#3: The Klezmatics at UW-Milwaukee’s Zelazo Center.
Why? Oy! Need you ask? This New York-based sextet has been bringing Klezmer music to the masses for over 25 years. And in the process, it has blended the music’s singular sound with everything from jazz to funk to the heartland folk of Woody Guthrie (the 2006 Guthrie album, Wonder Wheel, won the Grammy for Contemporary World Music). The group’s recordings are celebrated, its imagination is wide-ranging, but there is nothing like a Klezmatics concert, which will certainly have the usually reserved audiences at the Zelazo Center dancing the Hora in the aisles. One of UW-Milwaukee’s Peck School’s “Year of the Arts” events that celebrates the school’s 50th anniversary.

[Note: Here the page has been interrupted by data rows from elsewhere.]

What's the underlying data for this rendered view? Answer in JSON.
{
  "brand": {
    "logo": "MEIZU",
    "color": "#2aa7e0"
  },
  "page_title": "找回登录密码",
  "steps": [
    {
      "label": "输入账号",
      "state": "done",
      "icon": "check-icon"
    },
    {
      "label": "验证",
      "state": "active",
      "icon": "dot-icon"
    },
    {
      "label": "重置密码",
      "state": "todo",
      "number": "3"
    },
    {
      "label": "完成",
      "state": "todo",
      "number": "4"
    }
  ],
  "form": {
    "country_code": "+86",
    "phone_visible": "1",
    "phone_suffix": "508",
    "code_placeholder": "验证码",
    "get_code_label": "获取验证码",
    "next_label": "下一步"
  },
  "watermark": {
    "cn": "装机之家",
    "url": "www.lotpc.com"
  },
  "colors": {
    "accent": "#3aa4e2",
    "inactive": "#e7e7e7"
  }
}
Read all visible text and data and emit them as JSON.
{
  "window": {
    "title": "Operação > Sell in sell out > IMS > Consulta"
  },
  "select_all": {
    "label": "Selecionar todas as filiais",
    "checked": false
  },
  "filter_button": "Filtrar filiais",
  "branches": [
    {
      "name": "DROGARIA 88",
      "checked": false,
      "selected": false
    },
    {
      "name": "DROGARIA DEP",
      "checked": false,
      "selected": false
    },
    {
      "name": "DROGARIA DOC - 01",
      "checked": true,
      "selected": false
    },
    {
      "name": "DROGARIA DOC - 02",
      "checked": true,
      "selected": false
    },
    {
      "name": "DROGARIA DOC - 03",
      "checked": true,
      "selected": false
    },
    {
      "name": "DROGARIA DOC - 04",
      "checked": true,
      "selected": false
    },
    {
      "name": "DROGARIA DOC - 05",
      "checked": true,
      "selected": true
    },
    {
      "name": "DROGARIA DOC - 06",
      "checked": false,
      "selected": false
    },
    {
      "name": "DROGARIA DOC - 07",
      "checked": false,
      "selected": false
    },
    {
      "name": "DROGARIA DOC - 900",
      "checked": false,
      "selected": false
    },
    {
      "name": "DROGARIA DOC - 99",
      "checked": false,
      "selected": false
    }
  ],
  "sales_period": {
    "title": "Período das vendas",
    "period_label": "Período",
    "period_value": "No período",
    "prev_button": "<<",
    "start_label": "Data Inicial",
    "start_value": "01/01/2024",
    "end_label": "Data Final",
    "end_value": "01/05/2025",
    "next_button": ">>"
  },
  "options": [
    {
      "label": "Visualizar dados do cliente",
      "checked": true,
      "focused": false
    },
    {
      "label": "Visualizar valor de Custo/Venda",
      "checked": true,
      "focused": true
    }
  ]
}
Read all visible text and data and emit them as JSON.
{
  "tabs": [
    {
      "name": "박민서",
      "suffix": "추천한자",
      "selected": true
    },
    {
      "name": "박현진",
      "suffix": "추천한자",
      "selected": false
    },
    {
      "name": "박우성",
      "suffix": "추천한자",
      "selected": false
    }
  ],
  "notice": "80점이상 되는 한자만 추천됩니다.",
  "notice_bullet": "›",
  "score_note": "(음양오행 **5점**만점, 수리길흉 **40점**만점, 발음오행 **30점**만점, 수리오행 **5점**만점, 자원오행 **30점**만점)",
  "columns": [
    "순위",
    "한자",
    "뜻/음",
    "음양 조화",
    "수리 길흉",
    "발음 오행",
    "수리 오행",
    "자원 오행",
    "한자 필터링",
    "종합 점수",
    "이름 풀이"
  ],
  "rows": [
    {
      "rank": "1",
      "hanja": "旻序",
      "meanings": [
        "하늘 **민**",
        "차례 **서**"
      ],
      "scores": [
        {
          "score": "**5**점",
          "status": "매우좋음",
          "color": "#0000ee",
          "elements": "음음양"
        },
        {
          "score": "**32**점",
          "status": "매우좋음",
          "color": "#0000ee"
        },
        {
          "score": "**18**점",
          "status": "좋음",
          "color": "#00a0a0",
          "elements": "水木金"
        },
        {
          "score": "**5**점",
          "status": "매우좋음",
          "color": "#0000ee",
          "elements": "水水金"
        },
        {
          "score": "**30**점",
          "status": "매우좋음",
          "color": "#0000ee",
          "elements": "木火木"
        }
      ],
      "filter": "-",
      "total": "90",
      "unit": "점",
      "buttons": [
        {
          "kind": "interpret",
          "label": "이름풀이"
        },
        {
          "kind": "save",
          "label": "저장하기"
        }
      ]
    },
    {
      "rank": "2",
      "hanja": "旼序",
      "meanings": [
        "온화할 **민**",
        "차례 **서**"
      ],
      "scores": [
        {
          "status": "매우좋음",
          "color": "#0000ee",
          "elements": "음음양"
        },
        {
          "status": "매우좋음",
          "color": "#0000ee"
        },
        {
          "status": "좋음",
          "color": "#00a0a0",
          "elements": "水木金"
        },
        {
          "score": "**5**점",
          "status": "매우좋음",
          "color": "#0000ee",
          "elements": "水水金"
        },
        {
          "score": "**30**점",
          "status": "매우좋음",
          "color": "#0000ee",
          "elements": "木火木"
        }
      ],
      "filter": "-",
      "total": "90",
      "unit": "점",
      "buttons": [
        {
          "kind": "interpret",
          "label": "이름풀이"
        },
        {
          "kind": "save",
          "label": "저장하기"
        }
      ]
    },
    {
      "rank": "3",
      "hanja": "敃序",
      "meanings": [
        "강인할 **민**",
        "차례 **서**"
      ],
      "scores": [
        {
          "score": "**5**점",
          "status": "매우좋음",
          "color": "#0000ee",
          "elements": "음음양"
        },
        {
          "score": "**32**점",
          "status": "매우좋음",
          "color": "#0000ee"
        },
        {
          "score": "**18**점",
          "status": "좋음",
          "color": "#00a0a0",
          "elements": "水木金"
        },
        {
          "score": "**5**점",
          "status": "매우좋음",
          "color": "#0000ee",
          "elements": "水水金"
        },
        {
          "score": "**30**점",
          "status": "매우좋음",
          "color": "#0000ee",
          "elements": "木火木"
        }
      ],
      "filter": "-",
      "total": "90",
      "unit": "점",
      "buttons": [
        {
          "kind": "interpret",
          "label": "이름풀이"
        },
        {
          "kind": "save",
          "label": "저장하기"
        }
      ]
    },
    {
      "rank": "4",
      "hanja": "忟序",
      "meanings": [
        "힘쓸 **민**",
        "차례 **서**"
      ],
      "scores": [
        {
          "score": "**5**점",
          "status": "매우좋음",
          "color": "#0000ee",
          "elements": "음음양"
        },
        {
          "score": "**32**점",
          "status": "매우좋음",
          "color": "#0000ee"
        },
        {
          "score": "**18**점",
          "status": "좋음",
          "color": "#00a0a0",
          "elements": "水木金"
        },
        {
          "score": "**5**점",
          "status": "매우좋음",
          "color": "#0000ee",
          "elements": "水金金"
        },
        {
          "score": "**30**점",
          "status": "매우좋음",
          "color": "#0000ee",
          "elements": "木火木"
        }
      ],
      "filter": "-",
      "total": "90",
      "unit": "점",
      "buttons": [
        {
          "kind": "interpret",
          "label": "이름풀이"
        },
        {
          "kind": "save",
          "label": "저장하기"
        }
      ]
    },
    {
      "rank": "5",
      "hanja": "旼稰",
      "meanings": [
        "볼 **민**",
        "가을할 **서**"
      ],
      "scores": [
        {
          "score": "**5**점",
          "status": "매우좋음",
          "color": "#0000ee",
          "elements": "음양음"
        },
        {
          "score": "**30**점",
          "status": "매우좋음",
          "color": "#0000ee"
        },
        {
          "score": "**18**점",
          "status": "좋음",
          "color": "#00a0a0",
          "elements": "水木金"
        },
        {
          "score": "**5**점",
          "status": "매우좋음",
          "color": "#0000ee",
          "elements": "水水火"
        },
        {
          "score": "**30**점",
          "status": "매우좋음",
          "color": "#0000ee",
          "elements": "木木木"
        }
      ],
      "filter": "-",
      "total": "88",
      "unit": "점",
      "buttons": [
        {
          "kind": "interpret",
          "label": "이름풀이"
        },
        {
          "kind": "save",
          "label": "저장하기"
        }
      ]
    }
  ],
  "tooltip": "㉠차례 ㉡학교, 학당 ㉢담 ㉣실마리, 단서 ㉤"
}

#2: Day of the Dead Celebration at Latino Arts.
Why? Because El Dia de Muertos is upon us. And if your recent Halloween was all about Kit Kat Bars and slutty nurse costumes, you might extend your celebration into traditions that reflect on the bridge between this life and the next with a little more gravitas. Latino Arts gives you two ways to do it. The Mexican folk band, A Flor de Piel, led by multi-Grammy nominee Renato Cerón plays a concert of traditional music from Cuba, Mexica, Puerto Rico and elsewhere on Friday night. And before the concert, stroll down the hall to the opening of Latino Arts’ annual exhibit of Ofrendas, altars constructed to commemorate those who have recently died.
#1: Milwaukee Symphony Orchestra at the Marcus Center.
Why? Because the young British conductor Michael Francis has been making a habit of around the world of “filling in” for conductors who didn’t show up. In recent months, he’s stepped in for Valery Gergiev, John Adams, Andre Previn and Jeffrey Kahane. But this show is all his own, a program that features Cesar Franck’s late Romantic symphony, and Hindemith’s more modern symphony Mathis der Maler. It’s also a chance to hear one of the MSO’s most talented soloists, Todd Levy playing the sunny bright Clarinet Concerto of Carl Maria von Weber.